Elite athletes tolerate amazing amounts of training volume compared to most of us recreational exercisers. This is the result of years building up their bodies resilience to deal with the demands of their profession. While we do not have access to the same resources as professionals, when it comes to recreational exercise it is not necessary to spend big to achieve improvements.
If we look at endurance athletes such as runners (e.g. upwards of 10km), triathletes or iron men/women, considering the amount of training they accumulate week-week, it would be impossible to stay race-ready and injury free if all of this was being done at race pace. Recently there has been more information and research around the ‘80/20’ training method filtering down to recreational athletes.
The basic outline of 80/20 training is performing 80% of training at below threshold intensity (easy pace/intensity) and the remaining 20% at or above threshold.
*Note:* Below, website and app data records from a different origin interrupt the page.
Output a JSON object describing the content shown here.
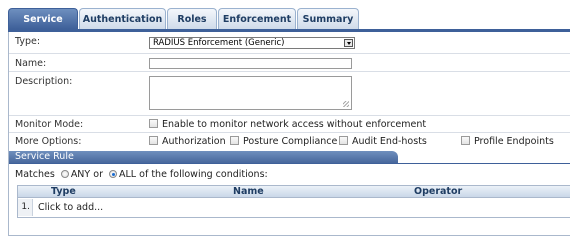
{
  "tabs": [
    {
      "label": "Service",
      "active": true
    },
    {
      "label": "Authentication",
      "active": false
    },
    {
      "label": "Roles",
      "active": false
    },
    {
      "label": "Enforcement",
      "active": false
    },
    {
      "label": "Summary",
      "active": false
    }
  ],
  "form": {
    "type_label": "Type:",
    "type_value": "RADIUS Enforcement (Generic)",
    "name_label": "Name:",
    "name_value": "",
    "description_label": "Description:",
    "description_value": "",
    "monitor_label": "Monitor Mode:",
    "monitor_option": "Enable to monitor network access without enforcement",
    "more_label": "More Options:",
    "more_options": [
      "Authorization",
      "Posture Compliance",
      "Audit End-hosts",
      "Profile Endpoints"
    ]
  },
  "service_rule": {
    "title": "Service Rule",
    "matches_prefix": "Matches",
    "any_label": "ANY",
    "or_label": "or",
    "all_label": "ALL",
    "matches_suffix": "of the following conditions:",
    "selected": "ALL",
    "columns": [
      "Type",
      "Name",
      "Operator"
    ],
    "rows": [
      {
        "num": "1.",
        "text": "Click to add..."
      }
    ]
  },
  "colors": {
    "accent": "#3e6099",
    "tab_text": "#1f3d63"
  }
}
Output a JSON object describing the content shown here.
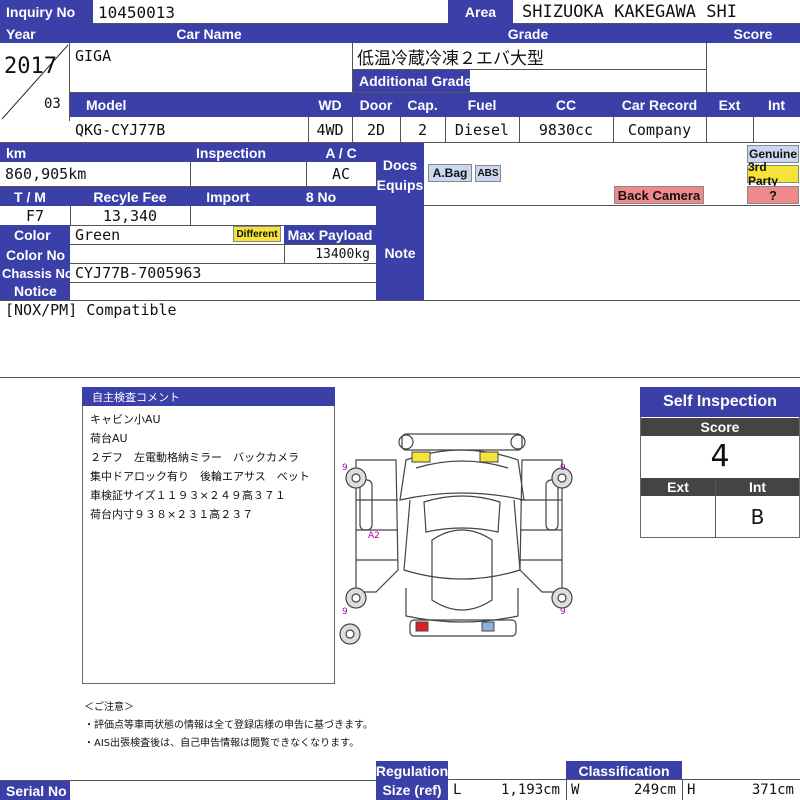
{
  "labels": {
    "inquiry_no": "Inquiry No",
    "area": "Area",
    "year": "Year",
    "car_name": "Car Name",
    "grade": "Grade",
    "score": "Score",
    "additional_grade": "Additional Grade",
    "model": "Model",
    "wd": "WD",
    "door": "Door",
    "cap": "Cap.",
    "fuel": "Fuel",
    "cc": "CC",
    "car_record": "Car Record",
    "ext": "Ext",
    "int": "Int",
    "km": "km",
    "inspection": "Inspection",
    "ac": "A / C",
    "docs": "Docs",
    "equips": "Equips",
    "tm": "T / M",
    "recycle_fee": "Recyle Fee",
    "import": "Import",
    "eight_no": "8 No",
    "color": "Color",
    "max_payload": "Max Payload",
    "color_no": "Color No",
    "note": "Note",
    "chassis_no": "Chassis No",
    "notice": "Notice",
    "regulation": "Regulation",
    "size_ref": "Size (ref)",
    "classification": "Classification",
    "serial_no": "Serial No",
    "len_l": "L",
    "len_w": "W",
    "len_h": "H"
  },
  "vehicle": {
    "inquiry_no": "10450013",
    "area": "SHIZUOKA KAKEGAWA SHI",
    "year": "2017",
    "month": "03",
    "car_name": "GIGA",
    "grade": "低温冷蔵冷凍２エバ大型",
    "model": "QKG-CYJ77B",
    "wd": "4WD",
    "door": "2D",
    "cap": "2",
    "fuel": "Diesel",
    "cc": "9830cc",
    "car_record": "Company",
    "km": "860,905km",
    "ac": "AC",
    "tm": "F7",
    "recycle_fee": "13,340",
    "color": "Green",
    "max_payload": "13400kg",
    "chassis_no": "CYJ77B-7005963",
    "notice": "[NOX/PM] Compatible"
  },
  "badges": {
    "abag": "A.Bag",
    "abs": "ABS",
    "back_camera": "Back Camera",
    "genuine": "Genuine",
    "third_party": "3rd Party",
    "question": "?",
    "different": "Different"
  },
  "comment": {
    "title": "自主検査コメント",
    "lines": [
      "キャビン小AU",
      "荷台AU",
      "２デフ　左電動格納ミラー　バックカメラ",
      "集中ドアロック有り　後輪エアサス　ベット",
      "車検証サイズ１１９３×２４９高３７１",
      "荷台内寸９３８×２３１高２３７"
    ]
  },
  "diagram_marks": [
    "9",
    "9",
    "9",
    "9",
    "A2"
  ],
  "self_inspection": {
    "title": "Self Inspection",
    "score_label": "Score",
    "score": "4",
    "ext_label": "Ext",
    "int_label": "Int",
    "ext": "",
    "int": "B"
  },
  "footnote": {
    "title": "＜ご注意＞",
    "lines": [
      "・評価点等車両状態の情報は全て登録店様の申告に基づきます。",
      "・AIS出張検査後は、自己申告情報は閲覧できなくなります。"
    ]
  },
  "size": {
    "l": "1,193cm",
    "w": "249cm",
    "h": "371cm"
  },
  "colors": {
    "header_blue": "#3b3fa8",
    "abag_bg": "#c9d8ee",
    "back_camera_bg": "#f08a8a",
    "genuine_bg": "#c9d8ee",
    "third_party_bg": "#f5e33a",
    "question_bg": "#f08a8a",
    "different_bg": "#f5e33a"
  }
}
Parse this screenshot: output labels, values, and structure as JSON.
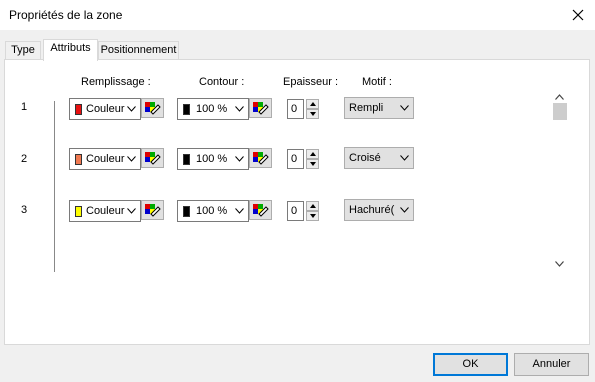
{
  "window": {
    "title": "Propriétés de la zone"
  },
  "tabs": [
    {
      "label": "Type",
      "active": false
    },
    {
      "label": "Attributs",
      "active": true
    },
    {
      "label": "Positionnement",
      "active": false
    }
  ],
  "headers": {
    "remplissage": "Remplissage :",
    "contour": "Contour :",
    "epaisseur": "Epaisseur :",
    "motif": "Motif :"
  },
  "rows": [
    {
      "number": "1",
      "fill_label": "Couleur",
      "fill_color": "#e81010",
      "outline_label": "100 %",
      "outline_color": "#000000",
      "thickness": "0",
      "motif": "Rempli"
    },
    {
      "number": "2",
      "fill_label": "Couleur",
      "fill_color": "#f07850",
      "outline_label": "100 %",
      "outline_color": "#000000",
      "thickness": "0",
      "motif": "Croisé"
    },
    {
      "number": "3",
      "fill_label": "Couleur",
      "fill_color": "#ffff00",
      "outline_label": "100 %",
      "outline_color": "#000000",
      "thickness": "0",
      "motif": "Hachuré("
    }
  ],
  "buttons": {
    "ok": "OK",
    "cancel": "Annuler"
  },
  "icons": {
    "close": "close-icon",
    "dropdown": "chevron-down-icon",
    "color_picker": "color-picker-icon",
    "spin_up": "spin-up-icon",
    "spin_down": "spin-down-icon"
  },
  "colors": {
    "accent": "#0078d7"
  }
}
It is noted by a lot of experts in this area (namely Matt Fitzgerald) that recreational athletes perform a majority of their training at moderate intensity which means when they do try to improve fitness or performance with high intensity sessions their body lacks the energy and/or ability to achieve adaptations. A common presentation of this is people who commence exercising and see initial improvements but then hit a road black or see performance plateau.
Training in the 80% range is actually quite hard to do because it requires people to actively ‘pull back’ and slow their natural pace (usually sits at moderate intensity). By exercising at this easier pace though we can exercise for longer periods meaning we train our bodies to tolerate longer bouts of exercise and help our bodies learn to use alternate fuel sources such as fat stores. Training in the 20% high intensity range helps improve fitness and VO2 performance. High intensity training despite accounting for only 20% of the training program is equally important for building up our bodies ability to handle exercise and improve performance when it comes to racing and competing.
To summarise do not be afraid to go slow and ensure there is the structured higher intensity run in your program (this will also break up the boredom).